Dataset items:
--*--

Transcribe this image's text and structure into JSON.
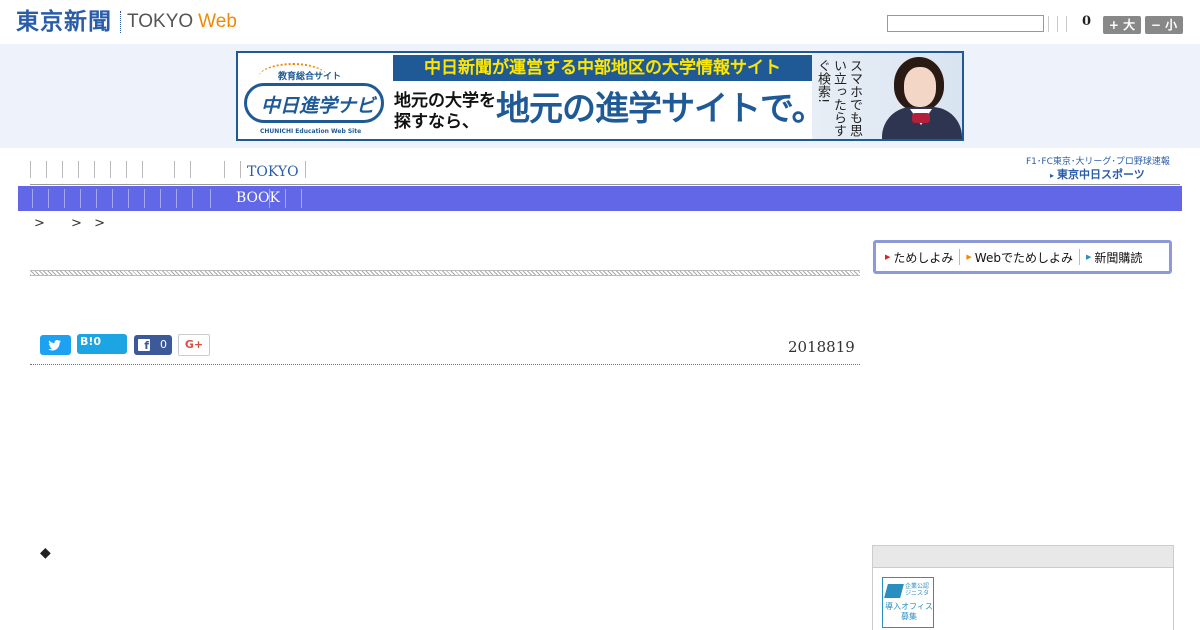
{
  "header": {
    "logo_main": "東京新聞",
    "logo_tokyo": "TOKYO",
    "logo_web": "Web",
    "search_value": "",
    "font_size_count": "0",
    "size_up_label": "+ 大",
    "size_down_label": "− 小"
  },
  "banner": {
    "small_label": "教育総合サイト",
    "logo_text": "中日進学ナビ",
    "logo_sub": "CHUNICHI Education Web Site",
    "headline": "中日新聞が運営する中部地区の大学情報サイト",
    "sub_line1": "地元の大学を",
    "sub_line2": "探すなら、",
    "big_text": "地元の進学サイトで。",
    "side_text": "スマホでも思い立ったらすぐ検索!"
  },
  "nav": {
    "tokyo_label": "TOKYO",
    "sports_top": "F1･FC東京･大リーグ･プロ野球速報",
    "sports_logo": "東京中日スポーツ",
    "book_label": "BOOK"
  },
  "breadcrumb": [
    ">",
    ">",
    ">"
  ],
  "social": {
    "hatena_label": "B!",
    "hatena_count": "0",
    "facebook_count": "0",
    "gplus_label": "G+"
  },
  "article": {
    "date": "2018819",
    "bullet": "◆"
  },
  "subscribe": {
    "items": [
      "ためしよみ",
      "Webでためしよみ",
      "新聞購読"
    ]
  },
  "side_ad": {
    "small_text": "企業公認ジニスタ",
    "text": "導入オフィス募集"
  },
  "colors": {
    "brand_blue": "#2a5ca8",
    "web_orange": "#f08a00",
    "nav_purple": "#6167e6",
    "twitter": "#1da1f2",
    "facebook": "#3c5a99"
  }
}
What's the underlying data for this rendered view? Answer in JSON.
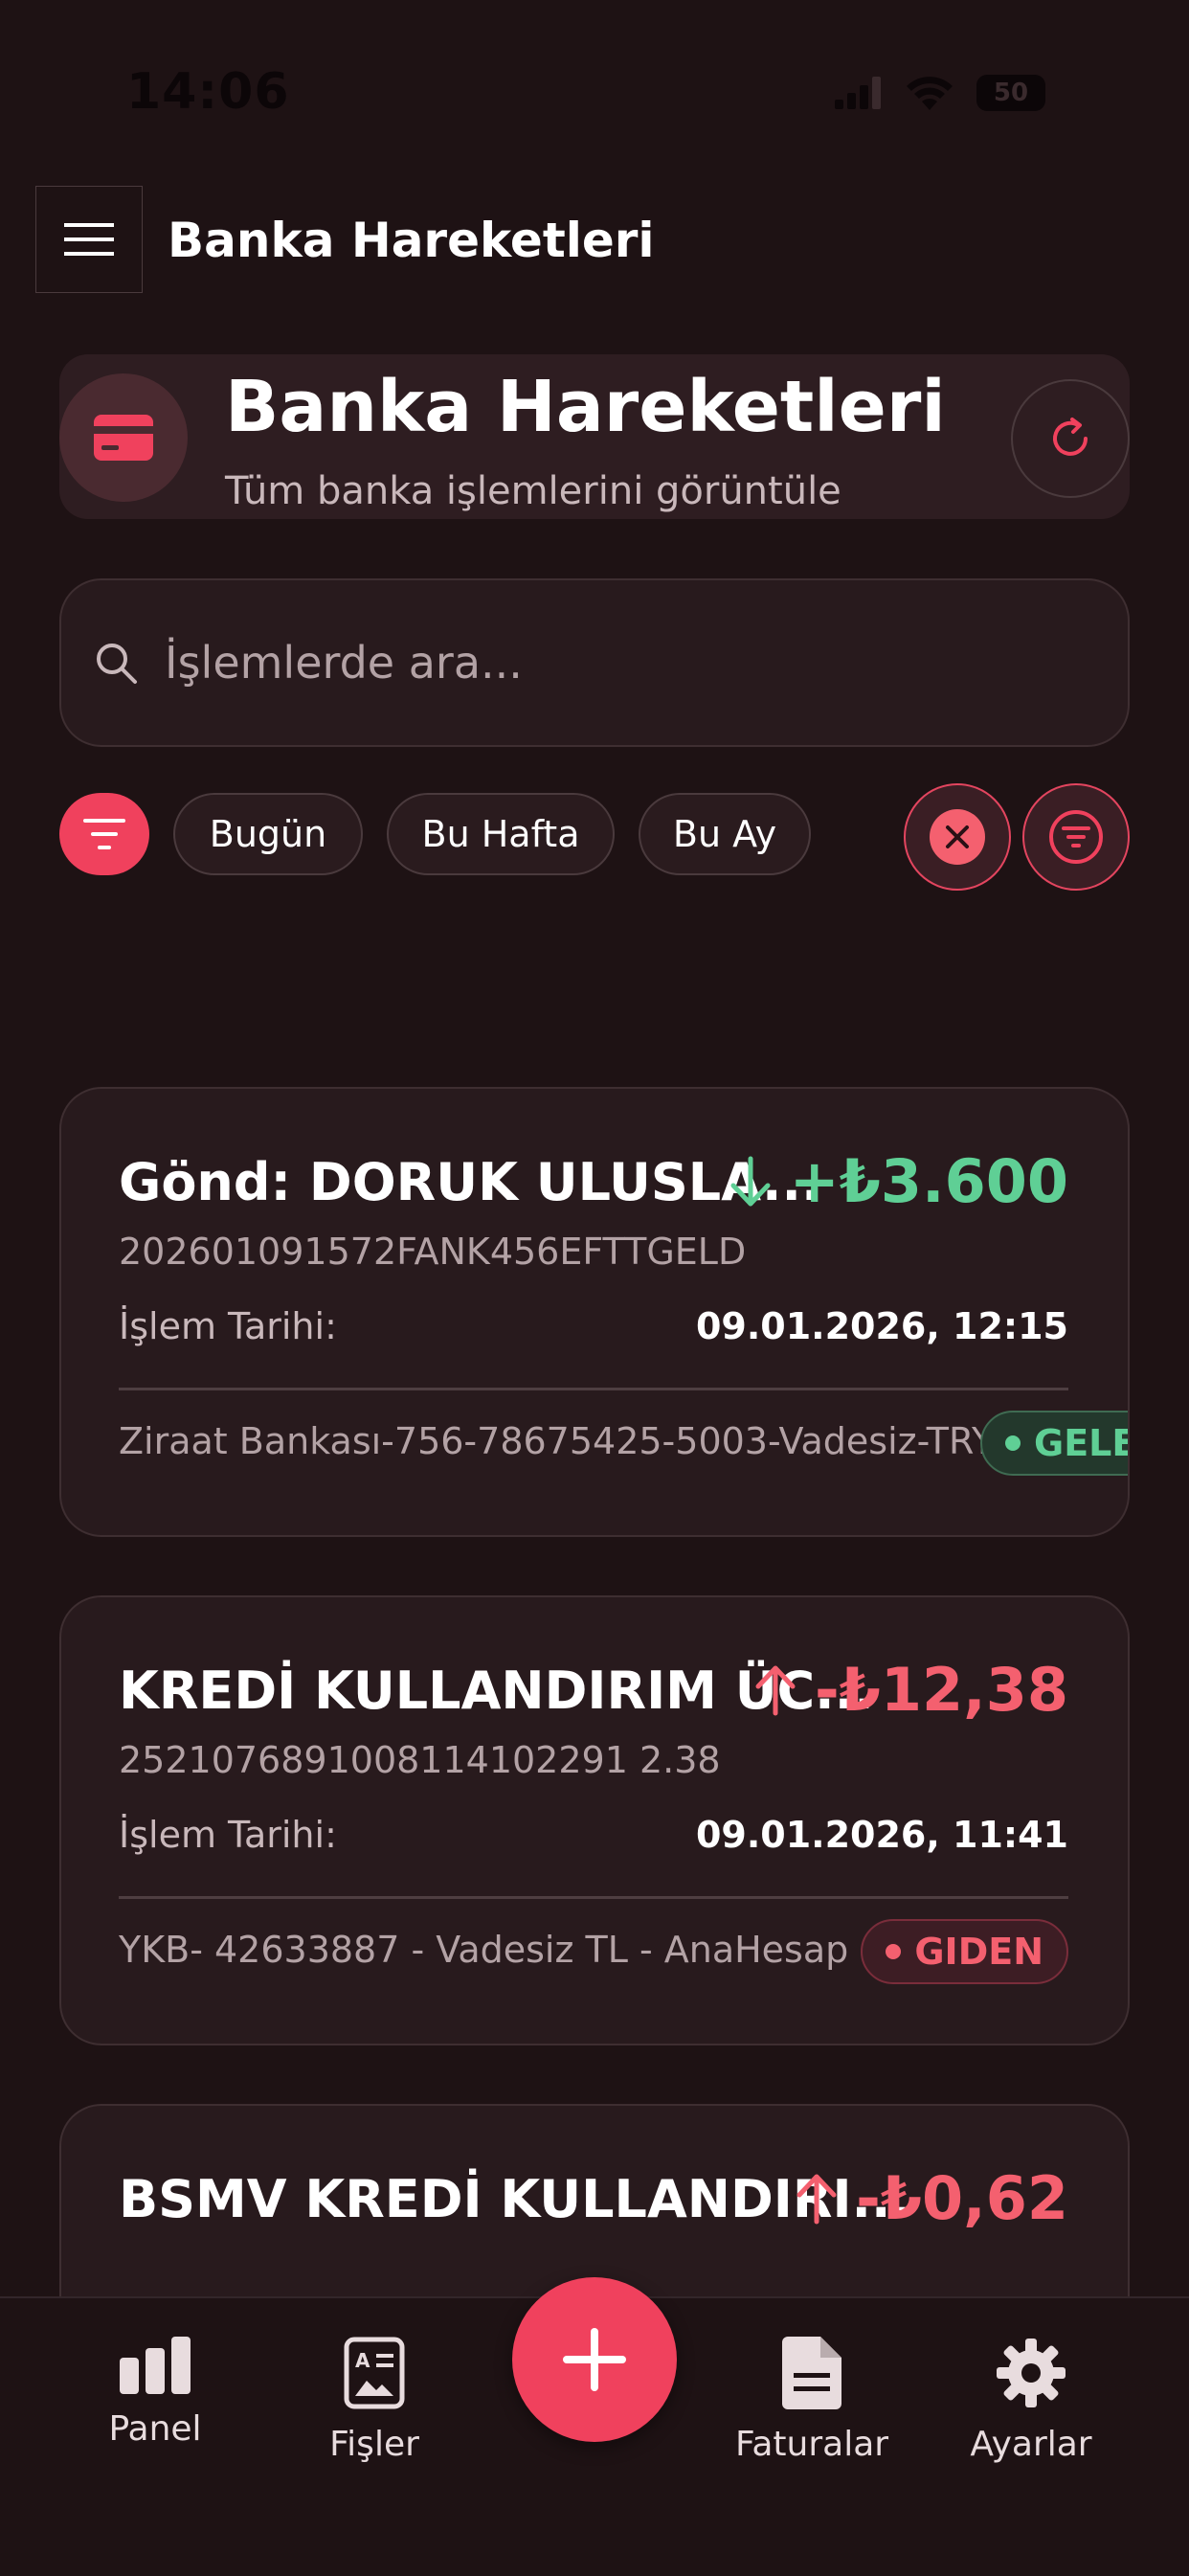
{
  "status_bar": {
    "time": "14:06",
    "battery": "50"
  },
  "topbar": {
    "title": "Banka Hareketleri"
  },
  "header": {
    "title": "Banka Hareketleri",
    "subtitle": "Tüm banka işlemlerini görüntüle"
  },
  "search": {
    "placeholder": "İşlemlerde ara..."
  },
  "filters": {
    "chips": [
      "Bugün",
      "Bu Hafta",
      "Bu Ay"
    ]
  },
  "transactions": [
    {
      "title": "Gönd: DORUK ULUSLA...",
      "amount": "+₺3.600",
      "reference": "202601091572FANK456EFTTGELD",
      "date_label": "İşlem Tarihi:",
      "date": "09.01.2026, 12:15",
      "account": "Ziraat Bankası-756-78675425-5003-Vadesiz-TRY",
      "badge": "GELEN",
      "direction": "in"
    },
    {
      "title": "KREDİ KULLANDIRIM ÜC...",
      "amount": "-₺12,38",
      "reference": "2521076891008114102291 2.38",
      "date_label": "İşlem Tarihi:",
      "date": "09.01.2026, 11:41",
      "account": "YKB- 42633887 - Vadesiz  TL - AnaHesap",
      "badge": "GIDEN",
      "direction": "out"
    },
    {
      "title": "BSMV KREDİ KULLANDIRI...",
      "amount": "-₺0,62",
      "direction": "out"
    }
  ],
  "bottom_nav": {
    "items": [
      {
        "label": "Panel",
        "icon": "bar-chart-icon"
      },
      {
        "label": "Fişler",
        "icon": "receipt-icon"
      },
      {
        "label": "Faturalar",
        "icon": "document-icon"
      },
      {
        "label": "Ayarlar",
        "icon": "gear-icon"
      }
    ],
    "fab_icon": "plus-icon"
  },
  "colors": {
    "background": "#1e1214",
    "accent": "#f0415d",
    "incoming": "#5fcf95",
    "outgoing": "#f4606f",
    "card": "#281a1d"
  }
}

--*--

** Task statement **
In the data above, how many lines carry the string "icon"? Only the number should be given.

** Result of this task **
5